Direct bilirubin is water-soluble bilirubin. Indirect bilirubin, which is formed during the breakdown of erythrocytes (red blood cells), is transported to the liver bound to albumin. In the liver, it is conjugated with glucuronic acid to form water-soluble direct bilirubin.
The conjugated bilirubin level is “directly” measured using the Van den Bergh test.
In order to measure total bilirubin, serum is first mixed with alcohol to release unconjugated bilirubin bound to albumin. In this case, when the Van de Bergh Test is applied, total bilirubin is measured.
The difference between the two measurements provides the value of indirect (unconjugated) bilirubin. In other words, indirect bilirubin is indirectly measured via calculation.
Liver cells excrete direct bilirubin into bile, which then flows into the small intestine and is eliminated from the body via feces. Biliary tract obstruction causes direct bilirubin accumulation in the liver and bloodstream, leading to an increase in direct bilirubin levels. This results in jaundice, a condition characterized by yellowing of the skin and sclera, as well as pale-colored stools due to decreased bile flow into the intestine and tea-colored urine due to increased bilirubin excretion into the urine.

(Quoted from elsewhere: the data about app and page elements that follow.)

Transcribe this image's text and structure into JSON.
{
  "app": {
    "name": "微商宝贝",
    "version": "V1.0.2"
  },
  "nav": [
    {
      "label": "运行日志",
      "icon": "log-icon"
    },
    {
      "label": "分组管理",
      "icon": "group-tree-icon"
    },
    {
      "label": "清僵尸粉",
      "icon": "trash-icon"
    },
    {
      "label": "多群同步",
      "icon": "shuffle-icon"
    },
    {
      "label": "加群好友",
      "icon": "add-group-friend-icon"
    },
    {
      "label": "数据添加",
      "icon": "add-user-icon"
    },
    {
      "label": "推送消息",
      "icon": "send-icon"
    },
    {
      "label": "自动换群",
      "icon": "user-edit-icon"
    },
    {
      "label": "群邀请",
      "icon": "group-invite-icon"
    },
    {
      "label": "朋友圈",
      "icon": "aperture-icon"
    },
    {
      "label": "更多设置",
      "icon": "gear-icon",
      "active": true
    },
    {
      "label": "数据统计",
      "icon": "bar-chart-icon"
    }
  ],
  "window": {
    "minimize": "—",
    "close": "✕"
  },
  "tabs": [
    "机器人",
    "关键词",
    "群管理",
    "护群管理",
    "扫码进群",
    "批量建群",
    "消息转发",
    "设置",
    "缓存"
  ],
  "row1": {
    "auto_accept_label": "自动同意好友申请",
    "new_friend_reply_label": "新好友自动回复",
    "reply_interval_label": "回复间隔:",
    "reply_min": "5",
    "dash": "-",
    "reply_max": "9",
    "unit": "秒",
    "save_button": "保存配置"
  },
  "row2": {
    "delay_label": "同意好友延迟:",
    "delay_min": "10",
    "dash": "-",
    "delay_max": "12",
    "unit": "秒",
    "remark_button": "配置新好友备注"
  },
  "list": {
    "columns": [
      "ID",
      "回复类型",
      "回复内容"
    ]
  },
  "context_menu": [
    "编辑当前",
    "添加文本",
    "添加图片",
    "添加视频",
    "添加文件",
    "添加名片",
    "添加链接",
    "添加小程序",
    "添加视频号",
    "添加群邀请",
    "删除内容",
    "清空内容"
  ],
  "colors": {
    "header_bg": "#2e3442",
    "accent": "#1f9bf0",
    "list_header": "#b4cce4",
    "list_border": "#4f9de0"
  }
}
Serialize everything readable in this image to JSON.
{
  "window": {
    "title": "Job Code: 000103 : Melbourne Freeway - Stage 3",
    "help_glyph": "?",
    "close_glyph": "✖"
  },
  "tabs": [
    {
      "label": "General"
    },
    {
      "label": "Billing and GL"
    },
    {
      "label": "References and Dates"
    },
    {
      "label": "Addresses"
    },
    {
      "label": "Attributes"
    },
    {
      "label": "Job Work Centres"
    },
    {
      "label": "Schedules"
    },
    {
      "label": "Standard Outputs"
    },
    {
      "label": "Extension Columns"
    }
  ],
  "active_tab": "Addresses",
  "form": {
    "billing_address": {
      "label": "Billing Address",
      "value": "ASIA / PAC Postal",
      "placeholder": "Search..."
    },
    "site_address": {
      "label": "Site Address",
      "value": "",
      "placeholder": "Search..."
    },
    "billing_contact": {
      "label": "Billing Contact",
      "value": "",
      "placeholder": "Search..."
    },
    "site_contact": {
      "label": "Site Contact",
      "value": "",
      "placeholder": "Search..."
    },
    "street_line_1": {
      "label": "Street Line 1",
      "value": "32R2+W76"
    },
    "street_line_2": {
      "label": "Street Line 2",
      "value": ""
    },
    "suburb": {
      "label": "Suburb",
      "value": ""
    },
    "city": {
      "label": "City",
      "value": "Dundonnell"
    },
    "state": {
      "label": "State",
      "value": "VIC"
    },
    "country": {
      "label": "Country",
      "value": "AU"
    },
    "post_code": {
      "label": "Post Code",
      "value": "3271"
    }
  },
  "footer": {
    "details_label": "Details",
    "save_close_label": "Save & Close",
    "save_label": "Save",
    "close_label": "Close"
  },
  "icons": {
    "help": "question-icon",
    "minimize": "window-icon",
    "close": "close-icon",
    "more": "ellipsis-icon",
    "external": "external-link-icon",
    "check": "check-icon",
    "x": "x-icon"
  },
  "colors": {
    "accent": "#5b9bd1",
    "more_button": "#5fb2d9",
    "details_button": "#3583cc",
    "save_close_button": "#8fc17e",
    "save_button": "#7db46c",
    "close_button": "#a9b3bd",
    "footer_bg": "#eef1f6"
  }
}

In laboratories, total bilirubin (N=0.3-1.2 mg/dL) and direct bilirubin (N=0-0.2 mg/dL) are measured. The difference between the two values is calculated as indirect bilirubin.